Instructions to follow: Work through the material below and tally the lines holding "chevron"; only the tally should be returned.

• • • •

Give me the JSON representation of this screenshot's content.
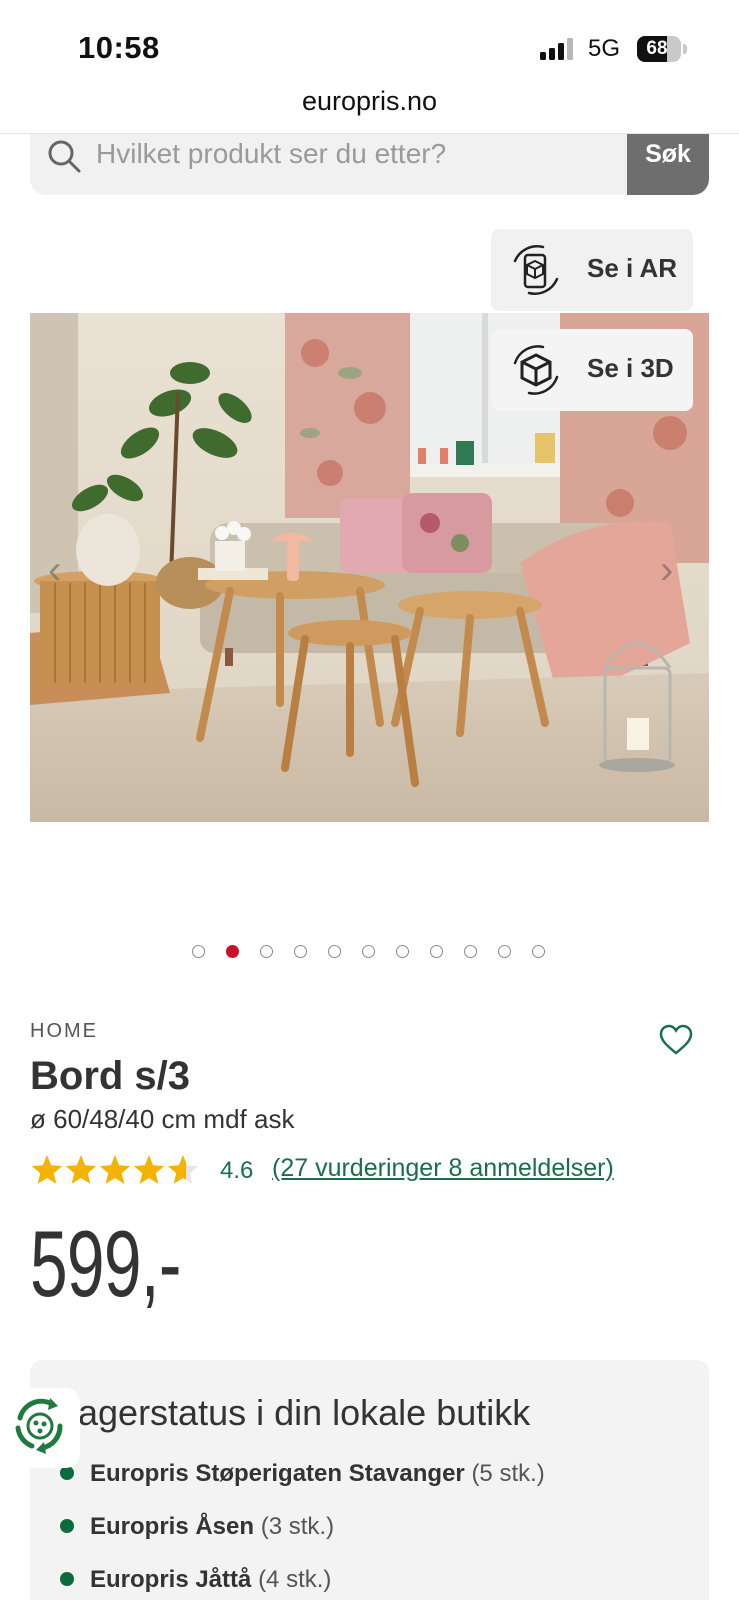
{
  "status_bar": {
    "time": "10:58",
    "network": "5G",
    "battery": "68",
    "battery_level": 0.68,
    "signal_bars": 4
  },
  "browser": {
    "url": "europris.no"
  },
  "search": {
    "placeholder": "Hvilket produkt ser du etter?",
    "button_label": "Søk"
  },
  "viewer": {
    "ar_label": "Se i AR",
    "three_d_label": "Se i 3D"
  },
  "gallery": {
    "image_count": 11,
    "active_index": 1
  },
  "product": {
    "brand": "HOME",
    "name": "Bord s/3",
    "description": "ø 60/48/40 cm mdf ask",
    "rating": "4.6",
    "rating_value": 4.6,
    "reviews_link": "(27 vurderinger 8 anmeldelser)",
    "price": "599,-"
  },
  "stock": {
    "title": "agerstatus i din lokale butikk",
    "stores": [
      {
        "name": "Europris Støperigaten Stavanger",
        "qty": "(5 stk.)"
      },
      {
        "name": "Europris Åsen",
        "qty": "(3 stk.)"
      },
      {
        "name": "Europris Jåttå",
        "qty": "(4 stk.)"
      }
    ]
  },
  "colors": {
    "accent_green": "#1a6f4a",
    "active_dot": "#c8102e",
    "star": "#f5b301",
    "search_button": "#6e6e6e"
  },
  "icons": [
    "search-icon",
    "ar-icon",
    "cube-icon",
    "chevron-left-icon",
    "chevron-right-icon",
    "heart-icon",
    "star-icon",
    "recycle-badge-icon"
  ]
}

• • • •

Output: 2